INPUT DATA Start Marker

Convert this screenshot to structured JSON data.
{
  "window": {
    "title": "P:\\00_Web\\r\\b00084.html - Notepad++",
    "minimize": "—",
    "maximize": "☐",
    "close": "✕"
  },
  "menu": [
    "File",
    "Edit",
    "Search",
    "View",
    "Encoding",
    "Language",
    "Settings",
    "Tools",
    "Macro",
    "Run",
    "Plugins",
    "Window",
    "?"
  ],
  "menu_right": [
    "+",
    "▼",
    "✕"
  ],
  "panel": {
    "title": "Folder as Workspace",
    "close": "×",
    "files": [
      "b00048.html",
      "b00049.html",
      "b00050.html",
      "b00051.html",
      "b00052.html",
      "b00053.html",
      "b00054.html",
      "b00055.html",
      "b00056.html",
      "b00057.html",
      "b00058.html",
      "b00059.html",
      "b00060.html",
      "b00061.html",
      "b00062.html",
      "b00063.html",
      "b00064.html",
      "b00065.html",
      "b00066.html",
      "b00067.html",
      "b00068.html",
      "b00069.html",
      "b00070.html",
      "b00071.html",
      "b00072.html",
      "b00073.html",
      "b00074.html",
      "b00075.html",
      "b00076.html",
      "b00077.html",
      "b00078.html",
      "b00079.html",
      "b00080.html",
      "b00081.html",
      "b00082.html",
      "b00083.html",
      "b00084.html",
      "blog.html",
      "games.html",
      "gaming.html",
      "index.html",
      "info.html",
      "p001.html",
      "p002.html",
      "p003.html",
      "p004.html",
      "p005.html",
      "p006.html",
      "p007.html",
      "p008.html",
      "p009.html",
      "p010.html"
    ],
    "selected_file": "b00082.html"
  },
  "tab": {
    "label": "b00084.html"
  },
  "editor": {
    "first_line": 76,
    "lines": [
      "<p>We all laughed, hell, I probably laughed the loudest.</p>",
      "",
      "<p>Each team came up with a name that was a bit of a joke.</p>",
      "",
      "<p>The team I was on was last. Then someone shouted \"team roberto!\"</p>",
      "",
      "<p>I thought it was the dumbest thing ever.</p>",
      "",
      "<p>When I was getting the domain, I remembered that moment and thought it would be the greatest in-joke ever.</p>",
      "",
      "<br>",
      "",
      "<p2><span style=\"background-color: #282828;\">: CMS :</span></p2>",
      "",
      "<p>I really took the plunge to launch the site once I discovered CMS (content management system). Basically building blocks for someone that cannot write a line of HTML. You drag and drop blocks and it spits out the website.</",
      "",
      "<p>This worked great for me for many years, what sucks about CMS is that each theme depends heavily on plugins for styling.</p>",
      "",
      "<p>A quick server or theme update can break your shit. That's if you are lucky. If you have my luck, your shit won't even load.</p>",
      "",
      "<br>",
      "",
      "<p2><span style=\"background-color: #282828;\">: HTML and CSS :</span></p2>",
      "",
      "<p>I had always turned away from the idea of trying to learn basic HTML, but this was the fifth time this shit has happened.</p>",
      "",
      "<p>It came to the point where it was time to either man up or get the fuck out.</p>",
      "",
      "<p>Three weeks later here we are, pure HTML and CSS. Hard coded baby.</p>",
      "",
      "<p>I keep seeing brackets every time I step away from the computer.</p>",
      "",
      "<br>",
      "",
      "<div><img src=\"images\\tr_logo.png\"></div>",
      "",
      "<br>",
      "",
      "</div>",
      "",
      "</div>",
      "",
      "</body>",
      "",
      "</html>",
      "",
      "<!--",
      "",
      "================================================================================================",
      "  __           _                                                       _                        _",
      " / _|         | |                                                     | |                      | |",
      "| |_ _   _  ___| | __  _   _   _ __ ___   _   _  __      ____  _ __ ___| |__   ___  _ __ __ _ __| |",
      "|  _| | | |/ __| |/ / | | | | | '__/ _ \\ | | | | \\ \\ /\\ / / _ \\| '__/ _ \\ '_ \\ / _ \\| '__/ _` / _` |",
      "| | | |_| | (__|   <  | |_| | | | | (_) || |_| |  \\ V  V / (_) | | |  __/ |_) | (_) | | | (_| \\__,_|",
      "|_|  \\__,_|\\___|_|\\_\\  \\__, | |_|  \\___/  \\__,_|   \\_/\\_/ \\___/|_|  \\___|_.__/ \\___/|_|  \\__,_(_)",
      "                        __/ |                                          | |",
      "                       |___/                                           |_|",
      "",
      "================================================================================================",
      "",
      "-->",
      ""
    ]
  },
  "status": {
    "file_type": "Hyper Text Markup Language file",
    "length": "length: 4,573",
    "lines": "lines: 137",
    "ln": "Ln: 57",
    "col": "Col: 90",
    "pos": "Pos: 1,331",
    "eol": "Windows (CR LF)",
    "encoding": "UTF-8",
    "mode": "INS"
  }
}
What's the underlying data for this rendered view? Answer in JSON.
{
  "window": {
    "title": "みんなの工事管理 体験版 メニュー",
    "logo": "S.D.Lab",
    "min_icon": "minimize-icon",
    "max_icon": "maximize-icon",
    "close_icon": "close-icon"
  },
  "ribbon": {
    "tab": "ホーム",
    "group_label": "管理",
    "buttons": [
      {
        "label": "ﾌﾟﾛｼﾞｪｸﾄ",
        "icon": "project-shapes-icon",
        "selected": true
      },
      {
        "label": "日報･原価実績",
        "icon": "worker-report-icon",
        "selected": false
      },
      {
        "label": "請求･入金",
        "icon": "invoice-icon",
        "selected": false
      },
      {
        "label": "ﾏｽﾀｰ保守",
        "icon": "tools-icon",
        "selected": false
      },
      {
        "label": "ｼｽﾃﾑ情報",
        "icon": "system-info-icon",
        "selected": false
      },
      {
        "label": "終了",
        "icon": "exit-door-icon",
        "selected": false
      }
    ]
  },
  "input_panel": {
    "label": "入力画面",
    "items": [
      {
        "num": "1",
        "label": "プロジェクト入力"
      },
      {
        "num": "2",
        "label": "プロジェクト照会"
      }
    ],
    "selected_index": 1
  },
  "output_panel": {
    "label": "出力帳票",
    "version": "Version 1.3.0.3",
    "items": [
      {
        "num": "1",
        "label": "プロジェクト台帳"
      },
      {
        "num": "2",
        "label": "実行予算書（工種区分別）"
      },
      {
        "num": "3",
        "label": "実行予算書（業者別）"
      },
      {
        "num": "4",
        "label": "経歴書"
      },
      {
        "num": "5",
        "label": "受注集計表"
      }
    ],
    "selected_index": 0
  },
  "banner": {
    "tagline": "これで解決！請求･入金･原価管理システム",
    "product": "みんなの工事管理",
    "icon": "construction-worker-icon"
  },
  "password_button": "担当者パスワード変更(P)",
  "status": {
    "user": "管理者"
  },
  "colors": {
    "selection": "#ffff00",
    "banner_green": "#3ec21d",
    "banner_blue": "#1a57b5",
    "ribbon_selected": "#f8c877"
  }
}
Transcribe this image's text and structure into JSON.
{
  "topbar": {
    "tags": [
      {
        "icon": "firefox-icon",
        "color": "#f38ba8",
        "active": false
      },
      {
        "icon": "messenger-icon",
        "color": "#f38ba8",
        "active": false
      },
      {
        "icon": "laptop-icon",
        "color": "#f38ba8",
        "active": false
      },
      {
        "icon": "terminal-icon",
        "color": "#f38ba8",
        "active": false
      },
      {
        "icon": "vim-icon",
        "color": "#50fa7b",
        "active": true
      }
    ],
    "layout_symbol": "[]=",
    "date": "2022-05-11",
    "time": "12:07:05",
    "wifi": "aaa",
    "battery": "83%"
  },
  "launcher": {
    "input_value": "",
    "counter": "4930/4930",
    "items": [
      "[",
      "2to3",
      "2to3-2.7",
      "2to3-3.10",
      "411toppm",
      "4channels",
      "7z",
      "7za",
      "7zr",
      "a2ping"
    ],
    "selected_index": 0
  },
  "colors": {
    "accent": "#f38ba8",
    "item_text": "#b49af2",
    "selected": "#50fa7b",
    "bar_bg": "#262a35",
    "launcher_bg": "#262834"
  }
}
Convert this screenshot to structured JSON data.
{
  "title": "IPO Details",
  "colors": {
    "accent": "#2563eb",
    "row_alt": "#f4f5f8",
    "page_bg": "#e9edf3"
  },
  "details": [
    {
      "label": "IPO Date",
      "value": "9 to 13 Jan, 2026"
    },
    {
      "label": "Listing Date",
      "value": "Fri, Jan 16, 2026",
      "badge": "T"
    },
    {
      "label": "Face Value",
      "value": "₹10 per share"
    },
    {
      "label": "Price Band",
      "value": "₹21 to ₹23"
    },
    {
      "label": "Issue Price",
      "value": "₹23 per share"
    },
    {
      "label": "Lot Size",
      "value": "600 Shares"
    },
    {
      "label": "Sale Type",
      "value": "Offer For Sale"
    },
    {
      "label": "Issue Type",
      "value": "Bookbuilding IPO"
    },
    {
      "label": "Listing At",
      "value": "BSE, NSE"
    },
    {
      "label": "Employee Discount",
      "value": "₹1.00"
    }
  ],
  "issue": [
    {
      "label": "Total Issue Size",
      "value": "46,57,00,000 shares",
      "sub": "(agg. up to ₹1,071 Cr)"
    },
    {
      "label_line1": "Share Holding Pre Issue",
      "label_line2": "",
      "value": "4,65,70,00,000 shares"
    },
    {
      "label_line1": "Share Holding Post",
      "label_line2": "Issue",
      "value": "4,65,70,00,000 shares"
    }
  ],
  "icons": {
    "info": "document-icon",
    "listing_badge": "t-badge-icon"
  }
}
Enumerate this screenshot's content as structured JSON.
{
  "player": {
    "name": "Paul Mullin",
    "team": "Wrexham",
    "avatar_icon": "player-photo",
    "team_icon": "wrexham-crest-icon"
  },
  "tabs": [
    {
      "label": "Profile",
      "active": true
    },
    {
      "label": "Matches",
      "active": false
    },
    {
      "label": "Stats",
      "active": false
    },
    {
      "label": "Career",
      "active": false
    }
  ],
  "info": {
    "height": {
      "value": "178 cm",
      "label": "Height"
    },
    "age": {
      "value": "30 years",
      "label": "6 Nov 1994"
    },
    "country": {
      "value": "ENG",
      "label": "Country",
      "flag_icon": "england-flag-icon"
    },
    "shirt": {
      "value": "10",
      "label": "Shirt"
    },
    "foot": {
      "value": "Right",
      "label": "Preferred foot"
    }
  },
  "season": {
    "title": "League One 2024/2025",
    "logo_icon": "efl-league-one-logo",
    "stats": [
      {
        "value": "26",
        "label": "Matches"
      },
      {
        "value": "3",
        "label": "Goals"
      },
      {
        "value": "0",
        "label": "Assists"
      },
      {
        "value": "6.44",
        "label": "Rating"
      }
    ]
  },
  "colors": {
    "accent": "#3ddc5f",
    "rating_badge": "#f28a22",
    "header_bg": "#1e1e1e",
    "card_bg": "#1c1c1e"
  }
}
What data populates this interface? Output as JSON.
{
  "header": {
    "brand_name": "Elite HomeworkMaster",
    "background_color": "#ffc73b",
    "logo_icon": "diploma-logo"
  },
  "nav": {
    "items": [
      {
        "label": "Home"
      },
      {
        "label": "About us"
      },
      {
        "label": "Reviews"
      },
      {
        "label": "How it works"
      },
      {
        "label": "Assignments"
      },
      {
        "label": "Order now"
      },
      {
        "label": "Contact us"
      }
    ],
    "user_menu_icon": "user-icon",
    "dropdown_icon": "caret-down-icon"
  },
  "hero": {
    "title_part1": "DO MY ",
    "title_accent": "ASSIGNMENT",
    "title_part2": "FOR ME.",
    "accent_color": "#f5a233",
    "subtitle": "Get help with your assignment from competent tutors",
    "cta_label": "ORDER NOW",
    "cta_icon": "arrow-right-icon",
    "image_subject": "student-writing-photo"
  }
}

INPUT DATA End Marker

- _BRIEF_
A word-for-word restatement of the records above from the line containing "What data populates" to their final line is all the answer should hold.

- _SOLUTION BELOW_
What data populates this interface? Output as JSON.
{
  "header": {
    "brand_name": "Elite HomeworkMaster",
    "background_color": "#ffc73b",
    "logo_icon": "diploma-logo"
  },
  "nav": {
    "items": [
      {
        "label": "Home"
      },
      {
        "label": "About us"
      },
      {
        "label": "Reviews"
      },
      {
        "label": "How it works"
      },
      {
        "label": "Assignments"
      },
      {
        "label": "Order now"
      },
      {
        "label": "Contact us"
      }
    ],
    "user_menu_icon": "user-icon",
    "dropdown_icon": "caret-down-icon"
  },
  "hero": {
    "title_part1": "DO MY ",
    "title_accent": "ASSIGNMENT",
    "title_part2": "FOR ME.",
    "accent_color": "#f5a233",
    "subtitle": "Get help with your assignment from competent tutors",
    "cta_label": "ORDER NOW",
    "cta_icon": "arrow-right-icon",
    "image_subject": "student-writing-photo"
  }
}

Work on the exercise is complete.